Task statement
Your output should be the full listing, unchanged.

Data for the task
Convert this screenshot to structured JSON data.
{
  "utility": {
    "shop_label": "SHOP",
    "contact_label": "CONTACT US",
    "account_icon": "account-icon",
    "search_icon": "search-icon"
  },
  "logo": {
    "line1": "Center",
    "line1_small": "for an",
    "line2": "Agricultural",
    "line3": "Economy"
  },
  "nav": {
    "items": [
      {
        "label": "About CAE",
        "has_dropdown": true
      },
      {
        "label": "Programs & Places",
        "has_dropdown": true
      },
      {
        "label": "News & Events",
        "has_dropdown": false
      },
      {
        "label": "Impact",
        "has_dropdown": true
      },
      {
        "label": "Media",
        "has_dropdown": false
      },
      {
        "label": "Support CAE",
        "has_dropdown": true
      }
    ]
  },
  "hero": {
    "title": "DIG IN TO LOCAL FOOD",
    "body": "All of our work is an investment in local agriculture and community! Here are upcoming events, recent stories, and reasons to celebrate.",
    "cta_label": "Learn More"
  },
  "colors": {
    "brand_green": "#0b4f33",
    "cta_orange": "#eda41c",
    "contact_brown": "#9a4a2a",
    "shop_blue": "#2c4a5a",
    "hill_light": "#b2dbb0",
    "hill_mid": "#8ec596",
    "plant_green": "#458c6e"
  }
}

Expected output
Convert this screenshot to structured JSON data.
{
  "utility": {
    "shop_label": "SHOP",
    "contact_label": "CONTACT US",
    "account_icon": "account-icon",
    "search_icon": "search-icon"
  },
  "logo": {
    "line1": "Center",
    "line1_small": "for an",
    "line2": "Agricultural",
    "line3": "Economy"
  },
  "nav": {
    "items": [
      {
        "label": "About CAE",
        "has_dropdown": true
      },
      {
        "label": "Programs & Places",
        "has_dropdown": true
      },
      {
        "label": "News & Events",
        "has_dropdown": false
      },
      {
        "label": "Impact",
        "has_dropdown": true
      },
      {
        "label": "Media",
        "has_dropdown": false
      },
      {
        "label": "Support CAE",
        "has_dropdown": true
      }
    ]
  },
  "hero": {
    "title": "DIG IN TO LOCAL FOOD",
    "body": "All of our work is an investment in local agriculture and community! Here are upcoming events, recent stories, and reasons to celebrate.",
    "cta_label": "Learn More"
  },
  "colors": {
    "brand_green": "#0b4f33",
    "cta_orange": "#eda41c",
    "contact_brown": "#9a4a2a",
    "shop_blue": "#2c4a5a",
    "hill_light": "#b2dbb0",
    "hill_mid": "#8ec596",
    "plant_green": "#458c6e"
  }
}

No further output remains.